LAAPOA joins with many local residents in opposing the removal of the fence surrounding Echo Park Lake today, two years after an encampment of more than 200 homeless people was cleared from the area.
At the time, City Councilmember Mitch O’Farrell noted that the park had become “an environment that included rampant open-air drug use, at least one drive-by shooting, at least one machete attack, reported prostitution, reported trafficking, and four deaths.” The clearing of the encampment was marked by multiple nights of protests that led to a major police response and over 180 arrests. In the ensuing two-month cleanup, more than 723 pounds of biological waste and 300 pounds of hazardous waste were removed. When the park reopened two months later, the fence remained in place, with the gates locked each night to discourage criminal activity and the return of encampments. Neighbors and parkgoers say the strategy has worked, resulting in a noticeable decrease in drug use, vandalism and other crimes since the fence was installed.

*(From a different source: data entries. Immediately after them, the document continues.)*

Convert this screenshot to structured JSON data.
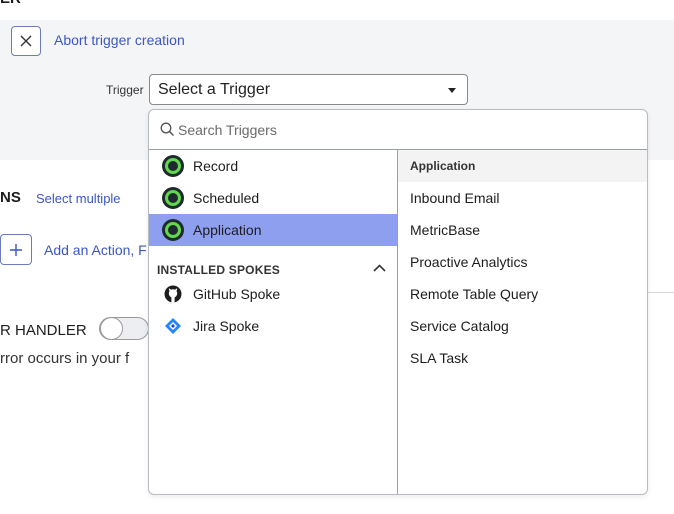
{
  "page": {
    "top_cut_label": "ER"
  },
  "trigger_panel": {
    "abort_label": "Abort trigger creation",
    "trigger_field_label": "Trigger",
    "trigger_select_value": "Select a Trigger"
  },
  "actions_section": {
    "title_fragment": "NS",
    "select_multiple": "Select multiple",
    "add_action_label": "Add an Action, F"
  },
  "error_handler": {
    "title_fragment": "R HANDLER",
    "description_fragment": "rror occurs in your f",
    "toggle_on": false
  },
  "dropdown": {
    "search_placeholder": "Search Triggers",
    "triggers": [
      {
        "label": "Record",
        "selected": false
      },
      {
        "label": "Scheduled",
        "selected": false
      },
      {
        "label": "Application",
        "selected": true
      }
    ],
    "spokes_header": "INSTALLED SPOKES",
    "spokes": [
      {
        "label": "GitHub Spoke",
        "icon": "github-icon"
      },
      {
        "label": "Jira Spoke",
        "icon": "jira-icon"
      }
    ],
    "right_header": "Application",
    "application_items": [
      "Inbound Email",
      "MetricBase",
      "Proactive Analytics",
      "Remote Table Query",
      "Service Catalog",
      "SLA Task"
    ]
  },
  "colors": {
    "accent_link": "#3b57c4",
    "selected_row": "#8e9ff0",
    "trigger_icon_green": "#62d84e"
  }
}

Nevertheless, last month new Councilmember Hugo Soto-Martinez announced the fence would be dismantled, calling it a divisive symbol of the city’s past failed homeless policies. While he has claimed that outreach will be ramped up to connect the area’s homeless people with housing, and that teams of unarmed responders will be available at the park at night, those vague promises are far from enough to assure many local residents that the encampments and accompanying unsafe conditions won’t return as soon as the fence is removed.
“Removing the Echo Park Lake fence before finalized resources have been put into place to prevent a repeat of what happened last time is a bad idea,” LAAPOA President Marshall McClain said. “We know there are no quick or easy solutions to the large-scale systemic issue of homelessness. Instead of rushing to make the empty gesture of removing this fence to fulfill his campaign promise and declare victory over this complex situation, the councilmember should have waited to allow more time for the mayor’s housing plan — which has only been underway for a few months — to take effect. LAAPOA stands with the homeowners and park patrons who have voiced their concerns that this move is being made without any evidence that things have changed, and with no clear plan to ensure the security of the park and surrounding neighborhood. Our public safety resources are already strained, and this hasty decision will only compound the issue.”